There are a lot of shows at that moment that draw on comic book influences, Gotham is one of the more oblique references. Set in Batman’s city it tracks the progress of a young detective, Jim Gordon, who will, in the time of Batman be Commissioner Gordon. In keeping with this Batman is still a young Bruce Wayne, reeling from the death of his parents, Catwoman is a streetwise young thief and the Penguin is busy rising to the top of the criminal underworld. Gotham is not for children, but not particularly for reasons of gore. The central message is that anyone interacting with a city as corrupt as Gotham must, in part, allow themselves to cross moral boundaries to be effective. We see Gordon, a straight laced detective, continually forced to make decisions that take him away from traditional concepts of write and wrong. I enjoy the show because it’s not afraid to dirty up the main characters even if this means they become unlikeable from an audience point of view. A gritty visual style only adds more to the general feel of grime. More and more it becomes obvious that the only way in which Bruce Wayne could fight crime in a city this septic, is to assume the mantle of Batman. Gotham is grim and compelling and most of all unafraid to present characters as realistically human, unless of course they are mutated super villains.
1. Ray Donovan

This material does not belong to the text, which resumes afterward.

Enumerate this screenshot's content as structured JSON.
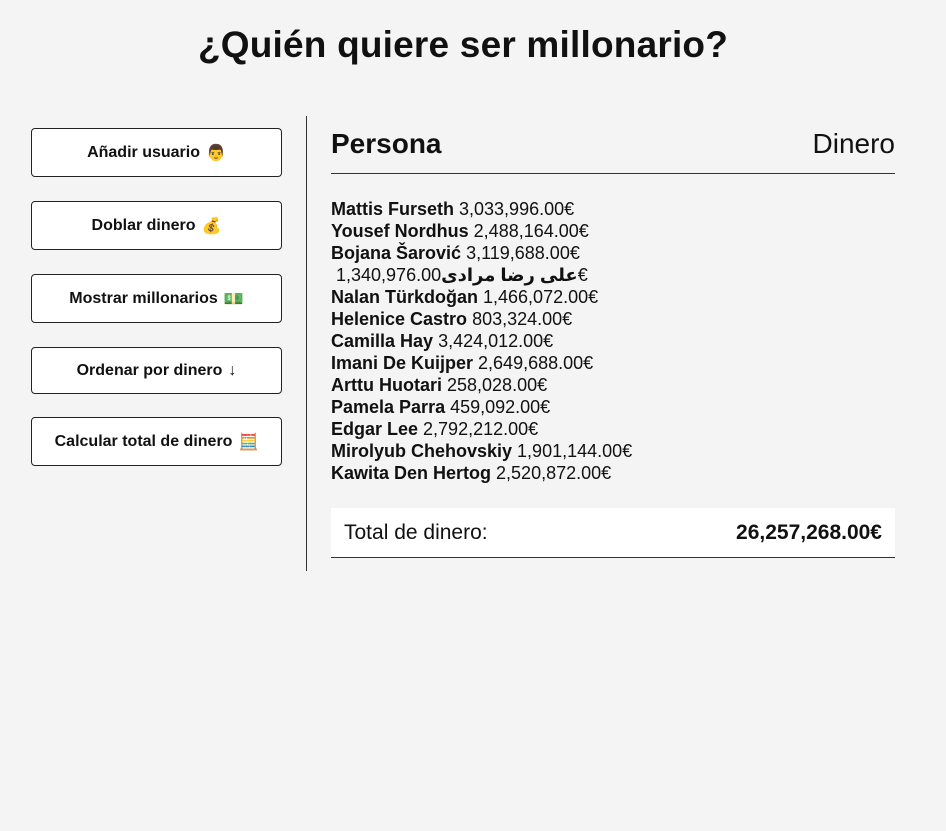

Without doubt, Ray Donovan is the best show I have seen this year and indeed, the best show I have seen in a long time. The eponymous lead (not hero) is played by Liev Schreiber who is a Hollywood hard man, employed by agents and lawyers to get his hands dirty protecting their famous clients. This backdrop provides sufficient action for the real drama which stems from the various dysfunctional relationships within the Donovan family. The tension plays out through alcoholism, infidelity and teenage rebellion at a pace that never lets up. If it only starred Liev Schrieber and Paula Malcolmson (who plays his long suffering wife) it would be merely good. Adding to this a flawless supporting cast which elevates it to great and Jon Voight, in the best performance I have seen him give to date, takes it to the heady heights that only the Sopranos and Breaking Bad have ever managed to hit. The fact that Ray Donovan hits this show after show is testament to how right it gets every single aspect. A scene where Voight attends a survivors group meeting with his youngest son stays with me as one of the best scenes I have ever seen in a television programme. The sense of a man utterly incapable of accepting and dealing with the experiences of his son is palpable as he veers between off colour jokes and snarled disinterest. Ray Donovan is the best TV show I have seen for a very long time, certainly better than Breaking Bad, certainly as good as the Sopranos. Whether it has the legs of David Chase’s Magnum Opus I don’t know but I am looking forward to finding out.